### THE TASK
Show the lines below that contain the string "Output".

----- DATA FOR THIS EXERCISE -----

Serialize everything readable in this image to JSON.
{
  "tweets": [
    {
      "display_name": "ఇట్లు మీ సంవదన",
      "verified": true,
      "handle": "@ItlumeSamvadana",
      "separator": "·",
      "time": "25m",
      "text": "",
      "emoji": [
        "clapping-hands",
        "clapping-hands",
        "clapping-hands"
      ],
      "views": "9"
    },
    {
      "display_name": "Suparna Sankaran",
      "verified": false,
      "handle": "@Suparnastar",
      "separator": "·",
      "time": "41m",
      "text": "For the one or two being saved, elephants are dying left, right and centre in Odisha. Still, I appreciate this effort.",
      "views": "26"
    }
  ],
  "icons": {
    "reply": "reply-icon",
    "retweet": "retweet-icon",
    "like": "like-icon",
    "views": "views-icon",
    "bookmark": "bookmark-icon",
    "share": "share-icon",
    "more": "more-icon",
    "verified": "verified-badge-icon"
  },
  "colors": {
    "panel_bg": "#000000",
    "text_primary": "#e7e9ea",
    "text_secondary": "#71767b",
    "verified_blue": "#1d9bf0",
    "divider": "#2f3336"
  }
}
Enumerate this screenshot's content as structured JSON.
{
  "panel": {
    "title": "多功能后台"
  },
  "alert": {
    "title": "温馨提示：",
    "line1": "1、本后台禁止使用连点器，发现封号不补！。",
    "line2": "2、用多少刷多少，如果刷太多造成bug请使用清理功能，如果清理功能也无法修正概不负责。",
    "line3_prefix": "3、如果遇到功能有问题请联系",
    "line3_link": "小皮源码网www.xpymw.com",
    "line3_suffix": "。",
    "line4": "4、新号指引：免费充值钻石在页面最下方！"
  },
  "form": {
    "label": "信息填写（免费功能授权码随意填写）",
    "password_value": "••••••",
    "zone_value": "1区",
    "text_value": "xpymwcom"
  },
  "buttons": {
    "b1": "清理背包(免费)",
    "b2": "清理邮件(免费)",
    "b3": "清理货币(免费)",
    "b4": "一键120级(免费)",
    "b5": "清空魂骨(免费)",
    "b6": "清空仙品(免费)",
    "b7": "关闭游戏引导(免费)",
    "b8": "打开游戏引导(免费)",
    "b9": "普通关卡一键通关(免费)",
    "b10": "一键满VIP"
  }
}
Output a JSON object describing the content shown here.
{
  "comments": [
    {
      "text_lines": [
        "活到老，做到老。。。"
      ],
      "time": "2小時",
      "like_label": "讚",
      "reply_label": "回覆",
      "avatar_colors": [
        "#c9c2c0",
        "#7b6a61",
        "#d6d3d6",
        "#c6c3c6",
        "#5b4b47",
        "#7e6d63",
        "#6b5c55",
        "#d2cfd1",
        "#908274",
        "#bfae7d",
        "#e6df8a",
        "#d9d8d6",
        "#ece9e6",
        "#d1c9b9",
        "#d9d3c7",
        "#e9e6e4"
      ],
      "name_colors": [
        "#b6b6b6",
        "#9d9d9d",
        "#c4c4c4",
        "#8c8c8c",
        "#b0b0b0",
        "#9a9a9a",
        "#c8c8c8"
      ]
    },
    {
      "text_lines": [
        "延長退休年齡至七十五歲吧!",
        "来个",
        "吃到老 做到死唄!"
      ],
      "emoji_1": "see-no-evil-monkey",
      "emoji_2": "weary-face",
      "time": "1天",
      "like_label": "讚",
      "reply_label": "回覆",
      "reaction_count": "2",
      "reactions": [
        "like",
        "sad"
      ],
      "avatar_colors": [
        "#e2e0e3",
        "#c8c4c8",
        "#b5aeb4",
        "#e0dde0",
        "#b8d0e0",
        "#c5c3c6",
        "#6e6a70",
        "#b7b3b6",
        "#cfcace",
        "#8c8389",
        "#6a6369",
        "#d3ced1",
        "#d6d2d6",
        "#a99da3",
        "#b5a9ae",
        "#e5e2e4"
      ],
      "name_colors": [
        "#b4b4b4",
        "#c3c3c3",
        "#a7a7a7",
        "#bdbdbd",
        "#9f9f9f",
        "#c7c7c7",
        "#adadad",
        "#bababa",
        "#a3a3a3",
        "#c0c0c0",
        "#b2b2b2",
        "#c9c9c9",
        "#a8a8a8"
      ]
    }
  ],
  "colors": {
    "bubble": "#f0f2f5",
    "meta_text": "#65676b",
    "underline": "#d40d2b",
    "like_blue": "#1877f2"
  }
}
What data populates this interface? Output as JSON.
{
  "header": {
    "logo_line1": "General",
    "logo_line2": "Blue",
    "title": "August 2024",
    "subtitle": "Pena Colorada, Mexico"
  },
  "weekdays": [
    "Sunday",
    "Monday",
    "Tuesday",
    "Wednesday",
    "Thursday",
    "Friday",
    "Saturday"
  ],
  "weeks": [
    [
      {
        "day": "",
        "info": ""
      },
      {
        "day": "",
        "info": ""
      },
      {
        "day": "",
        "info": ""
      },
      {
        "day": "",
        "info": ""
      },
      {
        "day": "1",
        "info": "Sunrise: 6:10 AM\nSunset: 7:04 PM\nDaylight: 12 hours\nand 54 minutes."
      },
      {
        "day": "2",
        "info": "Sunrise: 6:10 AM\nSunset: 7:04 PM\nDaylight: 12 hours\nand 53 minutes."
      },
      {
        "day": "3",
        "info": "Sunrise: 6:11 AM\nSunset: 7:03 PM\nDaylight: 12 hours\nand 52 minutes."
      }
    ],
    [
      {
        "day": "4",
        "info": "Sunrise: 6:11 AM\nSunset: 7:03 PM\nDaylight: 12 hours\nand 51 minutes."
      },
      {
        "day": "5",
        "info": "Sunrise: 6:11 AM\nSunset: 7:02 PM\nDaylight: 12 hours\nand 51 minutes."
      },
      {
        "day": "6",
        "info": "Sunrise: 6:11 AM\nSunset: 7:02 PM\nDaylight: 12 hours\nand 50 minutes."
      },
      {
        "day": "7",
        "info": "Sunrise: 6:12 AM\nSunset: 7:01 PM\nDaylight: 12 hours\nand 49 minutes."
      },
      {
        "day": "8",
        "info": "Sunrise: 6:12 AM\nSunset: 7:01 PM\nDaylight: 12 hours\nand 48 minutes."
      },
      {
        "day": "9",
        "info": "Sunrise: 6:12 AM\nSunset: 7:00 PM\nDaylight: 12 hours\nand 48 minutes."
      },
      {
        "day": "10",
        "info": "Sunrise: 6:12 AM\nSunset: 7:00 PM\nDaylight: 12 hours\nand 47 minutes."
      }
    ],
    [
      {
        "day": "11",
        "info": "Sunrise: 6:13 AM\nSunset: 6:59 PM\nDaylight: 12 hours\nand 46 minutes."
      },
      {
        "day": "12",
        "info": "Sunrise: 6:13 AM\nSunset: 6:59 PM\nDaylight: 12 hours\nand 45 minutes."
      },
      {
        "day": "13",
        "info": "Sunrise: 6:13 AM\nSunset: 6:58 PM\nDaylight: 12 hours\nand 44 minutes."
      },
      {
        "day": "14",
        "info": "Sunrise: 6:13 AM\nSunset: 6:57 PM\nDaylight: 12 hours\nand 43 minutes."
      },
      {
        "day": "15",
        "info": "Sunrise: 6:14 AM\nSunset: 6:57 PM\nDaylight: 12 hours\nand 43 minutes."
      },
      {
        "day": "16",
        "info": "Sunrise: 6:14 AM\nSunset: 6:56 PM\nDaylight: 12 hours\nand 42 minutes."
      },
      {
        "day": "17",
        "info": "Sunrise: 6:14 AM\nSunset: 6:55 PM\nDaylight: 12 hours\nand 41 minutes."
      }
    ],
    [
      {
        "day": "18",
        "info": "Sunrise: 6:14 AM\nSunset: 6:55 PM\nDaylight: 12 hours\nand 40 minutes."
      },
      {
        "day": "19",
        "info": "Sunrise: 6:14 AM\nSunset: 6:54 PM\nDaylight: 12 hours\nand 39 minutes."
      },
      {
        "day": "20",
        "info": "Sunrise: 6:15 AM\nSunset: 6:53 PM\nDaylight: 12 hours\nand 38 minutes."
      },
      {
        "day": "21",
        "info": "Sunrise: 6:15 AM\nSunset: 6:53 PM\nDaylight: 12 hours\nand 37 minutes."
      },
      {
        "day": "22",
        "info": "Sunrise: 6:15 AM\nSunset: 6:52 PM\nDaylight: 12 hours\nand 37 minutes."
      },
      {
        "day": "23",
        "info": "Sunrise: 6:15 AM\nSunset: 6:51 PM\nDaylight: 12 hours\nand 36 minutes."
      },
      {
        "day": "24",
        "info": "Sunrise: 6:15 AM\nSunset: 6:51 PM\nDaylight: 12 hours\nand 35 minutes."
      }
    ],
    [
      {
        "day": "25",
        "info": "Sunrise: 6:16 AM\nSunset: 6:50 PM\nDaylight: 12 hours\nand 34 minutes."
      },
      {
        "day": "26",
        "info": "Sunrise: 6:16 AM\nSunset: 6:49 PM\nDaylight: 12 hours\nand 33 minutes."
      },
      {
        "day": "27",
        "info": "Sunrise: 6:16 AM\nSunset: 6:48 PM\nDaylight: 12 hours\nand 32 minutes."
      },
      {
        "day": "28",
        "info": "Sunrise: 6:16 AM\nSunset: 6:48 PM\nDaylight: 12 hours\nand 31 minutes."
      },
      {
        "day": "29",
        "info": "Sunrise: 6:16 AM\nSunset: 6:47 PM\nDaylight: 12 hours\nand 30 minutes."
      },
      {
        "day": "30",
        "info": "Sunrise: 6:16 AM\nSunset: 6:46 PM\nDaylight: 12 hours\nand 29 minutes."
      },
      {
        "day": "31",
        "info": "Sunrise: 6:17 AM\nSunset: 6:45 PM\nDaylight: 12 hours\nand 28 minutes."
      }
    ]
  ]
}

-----

### PROBLEM SOLUTION
Output a JSON object describing the content shown here.
What data populates this interface? Output as JSON.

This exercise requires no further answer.